MUMBAI (Reuters) - Indian commandos completed operations on Saturday to dislodge Islamist militants at Mumbai's Taj Mahal hotel, officials said, ending three days of attacks in India's financial capital that have killed about 150 people.
"Taj is under our control," Mumbai police chief Hasan Gafoor told Reuters, shortly after the building was raked by heavy gunfire and flames leaped out.
At least three militants and one trooper were killed, the country's commando chief Jyoti Krishna Dutt told a news conference.
"Our operations will continue until we check each and every room and floor," he told a huge crowd of jostling reporters outside the hotel.
He said a body seen thrown out of a window at the hotel was that of one of the militants.
There was no word on the fate of hostages or any remaining guests who might have been trapped.
Sniffer dogs were shown being taken to the hotel and ambulances arrived. Some commandos left positions they had been holding around the iconic 105-year-old hotel, and police stood around smiling and looking relaxed.
The Taj Mahal was the last battleground after three days of intense fighting in various parts of the city of 18 million. Before Saturday's four deaths, police had said at least 144 people had been killed.
Other than the gunmen holed up in the vast Taj Mahal, all the other militants have previously been killed or taken into custody.
India blamed the strike on "elements" from Pakistan, raising tensions between the nuclear-armed rivals. Pakistan said the two countries faced a common enemy and it would send a representative of its spy agency to share intelligence.
The militants' action has struck at the heart of the city of 18 million people, engine room of an economic boom that has made India a favourite emerging market.

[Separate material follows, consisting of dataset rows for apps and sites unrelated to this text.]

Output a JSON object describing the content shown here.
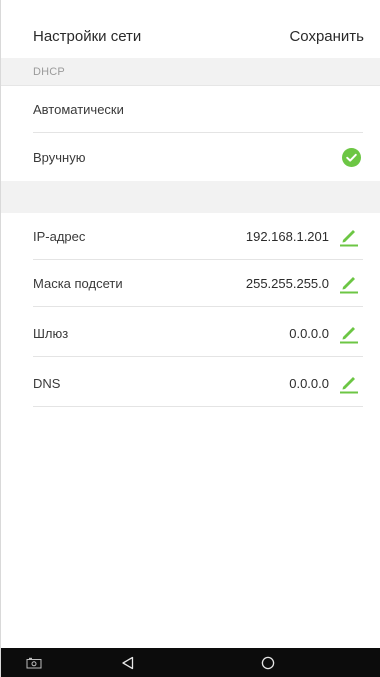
{
  "header": {
    "title": "Настройки сети",
    "save_label": "Сохранить"
  },
  "dhcp_section": {
    "label": "DHCP"
  },
  "mode_options": [
    {
      "label": "Автоматически",
      "selected": false
    },
    {
      "label": "Вручную",
      "selected": true
    }
  ],
  "network_fields": [
    {
      "label": "IP-адрес",
      "value": "192.168.1.201"
    },
    {
      "label": "Маска подсети",
      "value": "255.255.255.0"
    },
    {
      "label": "Шлюз",
      "value": "0.0.0.0"
    },
    {
      "label": "DNS",
      "value": "0.0.0.0"
    }
  ],
  "colors": {
    "accent_green": "#6cc644",
    "navbar": "#0c0c0c",
    "section_bg": "#f2f2f2"
  },
  "icons": {
    "selected": "check-circle-icon",
    "edit": "pencil-icon",
    "nav_left": "screenshot-icon",
    "nav_back": "back-triangle-icon",
    "nav_home": "home-circle-icon"
  }
}
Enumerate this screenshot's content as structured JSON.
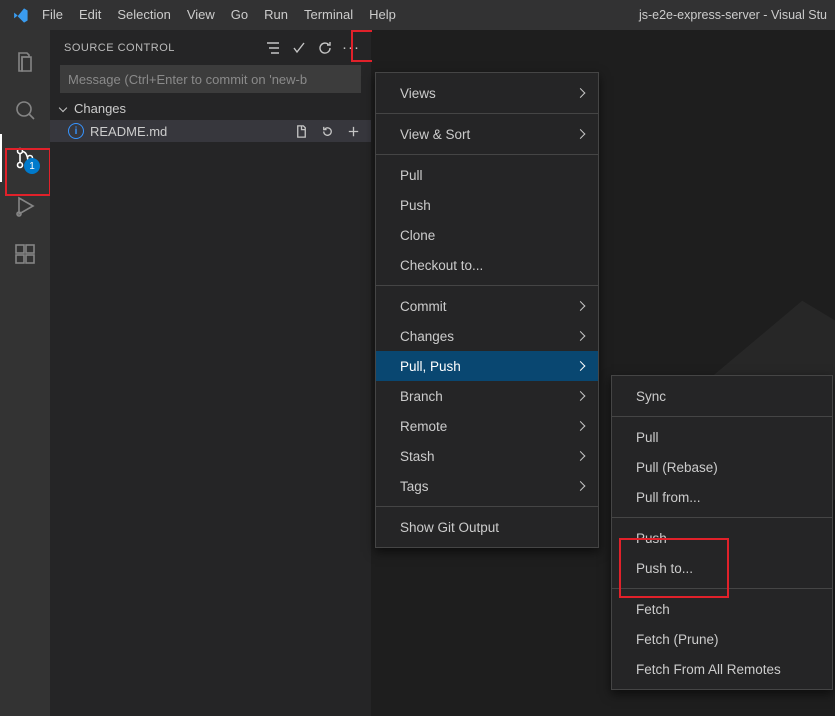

It is also home to the "Bollywood" film industry, the epitome of glamour in a country still blighted by poverty.
An Indian state minister said one of the militants arrested was a Pakistani national and Prime Minister Manmohan Singh warned of "a cost" if India's neighbours did not take action to stop their territory being used to launch attacks.
But Pakistan's Foreign Minister Shah Mehmood Qureshi struck a conciliatory note and promised full cooperation.
"Whoever has done this is neither your friend nor our friend," he told reporters in New Delhi. "We are not responsible for this, nor is it in our interest to get involved in something like this."
The attacks were carried out by a small army of young men armed with rifles and grenades, some of whom arrived by sea, who fanned out across Mumbai on Wednesday night to attack sites popular with tourists and business executives.
Authorities said 18 foreigners were among the 144 killed. At least 283 were wounded.
Three Germans, five Americans, one Australian, a Briton, one Canadian, two French, an Israeli, an Italian, a Japanese, a Singaporean and a Thai, were among the dead, according to various governments.